-- Data under study follows --

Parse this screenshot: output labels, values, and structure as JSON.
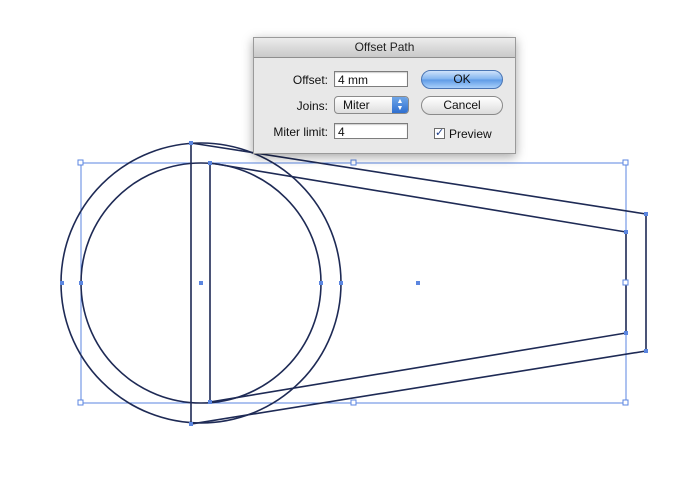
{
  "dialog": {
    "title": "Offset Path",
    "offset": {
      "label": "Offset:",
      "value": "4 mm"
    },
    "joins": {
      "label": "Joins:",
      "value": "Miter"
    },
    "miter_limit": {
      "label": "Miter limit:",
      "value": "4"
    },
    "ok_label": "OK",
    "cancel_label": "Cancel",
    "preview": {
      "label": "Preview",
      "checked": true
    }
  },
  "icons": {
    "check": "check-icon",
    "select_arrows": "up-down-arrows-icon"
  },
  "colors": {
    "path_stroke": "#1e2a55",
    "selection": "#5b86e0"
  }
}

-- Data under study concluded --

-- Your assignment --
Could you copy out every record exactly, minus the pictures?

-- Response area --
Parse this screenshot: output labels, values, and structure as JSON.
{
  "dialog": {
    "title": "Offset Path",
    "offset": {
      "label": "Offset:",
      "value": "4 mm"
    },
    "joins": {
      "label": "Joins:",
      "value": "Miter"
    },
    "miter_limit": {
      "label": "Miter limit:",
      "value": "4"
    },
    "ok_label": "OK",
    "cancel_label": "Cancel",
    "preview": {
      "label": "Preview",
      "checked": true
    }
  },
  "icons": {
    "check": "check-icon",
    "select_arrows": "up-down-arrows-icon"
  },
  "colors": {
    "path_stroke": "#1e2a55",
    "selection": "#5b86e0"
  }
}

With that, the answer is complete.